Barium is a silvery metal with a relatively large ion concentration. It is insoluble in water and is slightly soluble in concentrated sulfuric acid. When heated in a Bunsen burner, barium salts produce a yellow green flame.
Barium has many uses, including as an additive to cast iron and as an unwanted gas remover for vacuum tubes. It also acts as a component of a number of anticorrosive compounds. In particular, it is an efficient oxidizing agent, converting both aromatic and aliphatic thiols to disulfides.
Barium chromate is a well known oxidizing agent. This substance, which contains barium and chromium ions, is a useful ingredient in delay fuses and metal primers. If you have the means, you may want to take your barium chromate to a hazardous waste company.
Besides being an oxidizing agent, barium chromate is also a good carrier for chromium ions. The aforementioned ingredient is most commonly used in the aerospace industry as an anticorrosive compound.
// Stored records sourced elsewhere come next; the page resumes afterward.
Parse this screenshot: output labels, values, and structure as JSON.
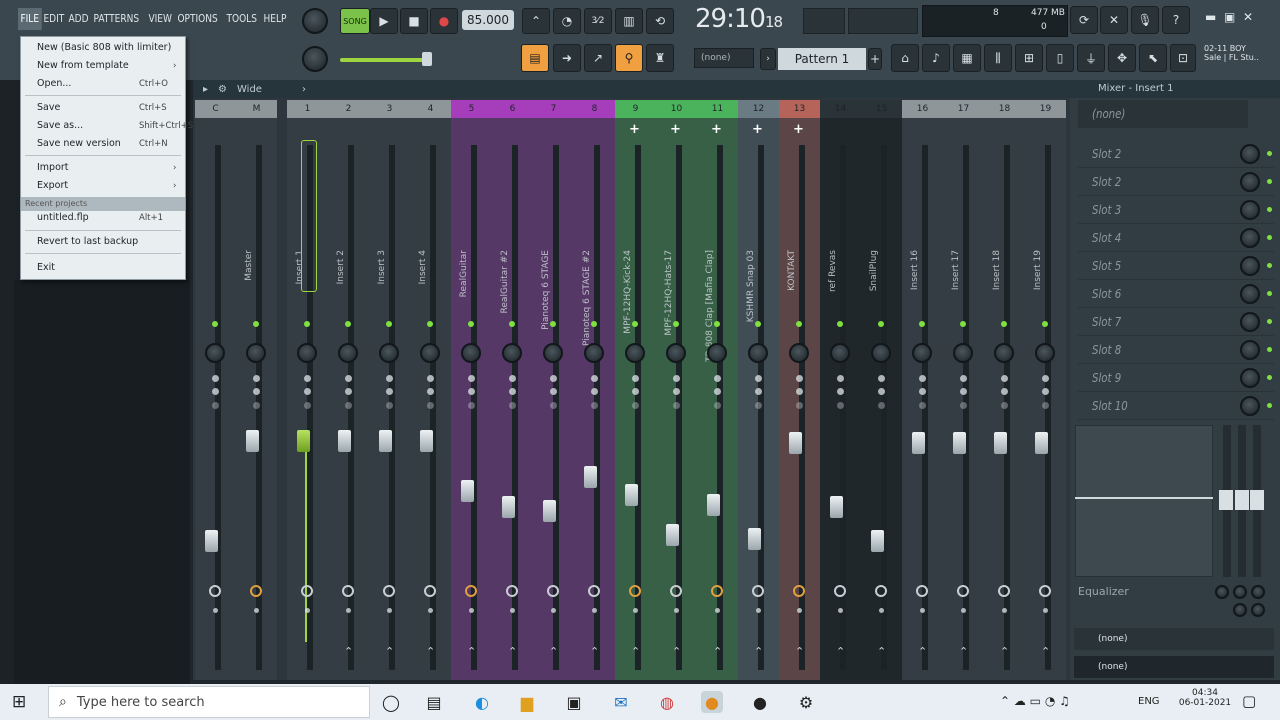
{
  "menubar": [
    "FILE",
    "EDIT",
    "ADD",
    "PATTERNS",
    "VIEW",
    "OPTIONS",
    "TOOLS",
    "HELP"
  ],
  "transport": {
    "song_label": "SONG",
    "tempo": "85.000",
    "time": "29:10",
    "time_sub": "18"
  },
  "cpu": {
    "mem": "477 MB",
    "voices": "0",
    "meter": "8"
  },
  "pattern": {
    "none_label": "(none)",
    "pattern_label": "Pattern 1"
  },
  "news": {
    "line1": "02-11 BOY",
    "line2": "Sale | FL Stu.."
  },
  "mixer": {
    "view_label": "Wide",
    "insert_panel_title": "Mixer - Insert 1",
    "channels": [
      {
        "num": "C",
        "name": "",
        "color": "#8e969a",
        "fader": 0.35
      },
      {
        "num": "M",
        "name": "Master",
        "color": "#8e969a",
        "fader": 0.85
      },
      {
        "num": "1",
        "name": "Insert 1",
        "color": "#8e969a",
        "fader": 0.85
      },
      {
        "num": "2",
        "name": "Insert 2",
        "color": "#8e969a",
        "fader": 0.85
      },
      {
        "num": "3",
        "name": "Insert 3",
        "color": "#8e969a",
        "fader": 0.85
      },
      {
        "num": "4",
        "name": "Insert 4",
        "color": "#8e969a",
        "fader": 0.85
      },
      {
        "num": "5",
        "name": "RealGuitar",
        "color": "#a63dba",
        "fader": 0.6
      },
      {
        "num": "6",
        "name": "RealGuitar #2",
        "color": "#a63dba",
        "fader": 0.52
      },
      {
        "num": "7",
        "name": "Pianoteq 6 STAGE",
        "color": "#a63dba",
        "fader": 0.5
      },
      {
        "num": "8",
        "name": "Pianoteq 6 STAGE #2",
        "color": "#a63dba",
        "fader": 0.67
      },
      {
        "num": "9",
        "name": "MPF-12HQ-Kick-24",
        "color": "#4cb35d",
        "fader": 0.58
      },
      {
        "num": "10",
        "name": "MPF-12HQ-Hats-17",
        "color": "#4cb35d",
        "fader": 0.38
      },
      {
        "num": "11",
        "name": "TR-808 Clap [Mafia Clap]",
        "color": "#4cb35d",
        "fader": 0.53
      },
      {
        "num": "12",
        "name": "KSHMR Snap 03",
        "color": "#6a7b84",
        "fader": 0.36
      },
      {
        "num": "13",
        "name": "KONTAKT",
        "color": "#b6635a",
        "fader": 0.84
      },
      {
        "num": "14",
        "name": "ref Revas",
        "color": "#3d464c",
        "fader": 0.52
      },
      {
        "num": "15",
        "name": "SnailPlug",
        "color": "#3d464c",
        "fader": 0.35
      },
      {
        "num": "16",
        "name": "Insert 16",
        "color": "#8e969a",
        "fader": 0.84
      },
      {
        "num": "17",
        "name": "Insert 17",
        "color": "#8e969a",
        "fader": 0.84
      },
      {
        "num": "18",
        "name": "Insert 18",
        "color": "#8e969a",
        "fader": 0.84
      },
      {
        "num": "19",
        "name": "Insert 19",
        "color": "#8e969a",
        "fader": 0.84
      }
    ],
    "slots": [
      "(none)",
      "Slot 2",
      "Slot 2",
      "Slot 3",
      "Slot 4",
      "Slot 5",
      "Slot 6",
      "Slot 7",
      "Slot 8",
      "Slot 9",
      "Slot 10"
    ],
    "equalizer_label": "Equalizer",
    "out_none_1": "(none)",
    "out_none_2": "(none)"
  },
  "file_menu": {
    "items": [
      {
        "label": "New (Basic 808 with limiter)",
        "shortcut": ""
      },
      {
        "label": "New from template",
        "shortcut": "›"
      },
      {
        "label": "Open...",
        "shortcut": "Ctrl+O"
      },
      {
        "label": "Save",
        "shortcut": "Ctrl+S"
      },
      {
        "label": "Save as...",
        "shortcut": "Shift+Ctrl+S"
      },
      {
        "label": "Save new version",
        "shortcut": "Ctrl+N"
      },
      {
        "label": "Import",
        "shortcut": "›"
      },
      {
        "label": "Export",
        "shortcut": "›"
      },
      {
        "label": "Recent projects",
        "shortcut": ""
      },
      {
        "label": "untitled.flp",
        "shortcut": "Alt+1"
      },
      {
        "label": "Revert to last backup",
        "shortcut": ""
      },
      {
        "label": "Exit",
        "shortcut": ""
      }
    ]
  },
  "taskbar": {
    "search_placeholder": "Type here to search",
    "lang": "ENG",
    "time": "04:34",
    "date": "06-01-2021"
  }
}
Also, it is a major component in a number of other substances, including metal primers and delay fuses.
On the downside, this substance is a nasty one, as it can cause cancer and other genetic defects in humans and animals. The EU-OEL (European Union OEL) is calculated at 0.005 mg/m3 as TWA. It is also a known carcinogen, as it has been linked to kidney and lung cancer. Additionally, the chemical can cause respiratory irritation. While it isn’t dangerous for recreational use, prolonged or repeated exposure can have long-term effects on the body.